- _Task data_
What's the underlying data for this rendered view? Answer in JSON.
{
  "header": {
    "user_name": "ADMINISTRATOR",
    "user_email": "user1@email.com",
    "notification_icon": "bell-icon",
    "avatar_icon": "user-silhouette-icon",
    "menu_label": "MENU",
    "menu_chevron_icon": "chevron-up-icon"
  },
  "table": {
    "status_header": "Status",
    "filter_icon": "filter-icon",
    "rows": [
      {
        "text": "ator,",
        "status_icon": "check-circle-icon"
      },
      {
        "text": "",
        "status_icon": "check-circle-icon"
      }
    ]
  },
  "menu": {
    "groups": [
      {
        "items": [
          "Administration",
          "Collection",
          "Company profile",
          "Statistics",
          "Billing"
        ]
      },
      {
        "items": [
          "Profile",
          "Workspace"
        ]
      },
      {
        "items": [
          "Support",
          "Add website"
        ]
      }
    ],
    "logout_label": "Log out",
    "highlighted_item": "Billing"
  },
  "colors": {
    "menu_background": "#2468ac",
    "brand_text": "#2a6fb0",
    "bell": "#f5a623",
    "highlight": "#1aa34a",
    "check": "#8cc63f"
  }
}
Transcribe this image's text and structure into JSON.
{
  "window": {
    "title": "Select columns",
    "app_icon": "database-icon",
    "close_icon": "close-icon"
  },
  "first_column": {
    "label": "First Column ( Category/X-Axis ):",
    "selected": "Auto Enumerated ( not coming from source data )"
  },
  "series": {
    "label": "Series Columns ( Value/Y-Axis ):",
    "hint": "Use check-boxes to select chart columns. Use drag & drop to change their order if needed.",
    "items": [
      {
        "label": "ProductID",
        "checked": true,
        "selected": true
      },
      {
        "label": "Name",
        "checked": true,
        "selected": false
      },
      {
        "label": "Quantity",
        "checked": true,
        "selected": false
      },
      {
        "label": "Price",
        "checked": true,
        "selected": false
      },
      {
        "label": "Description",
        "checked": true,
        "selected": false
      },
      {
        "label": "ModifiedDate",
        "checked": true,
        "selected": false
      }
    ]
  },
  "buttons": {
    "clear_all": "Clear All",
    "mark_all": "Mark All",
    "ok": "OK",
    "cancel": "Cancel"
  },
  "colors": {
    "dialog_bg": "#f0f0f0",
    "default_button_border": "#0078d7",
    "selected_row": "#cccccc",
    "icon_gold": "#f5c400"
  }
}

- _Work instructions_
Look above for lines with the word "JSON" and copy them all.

- _Answer_
What's the underlying data for this rendered view? Answer in JSON.
Transcribe this image's text and structure into JSON.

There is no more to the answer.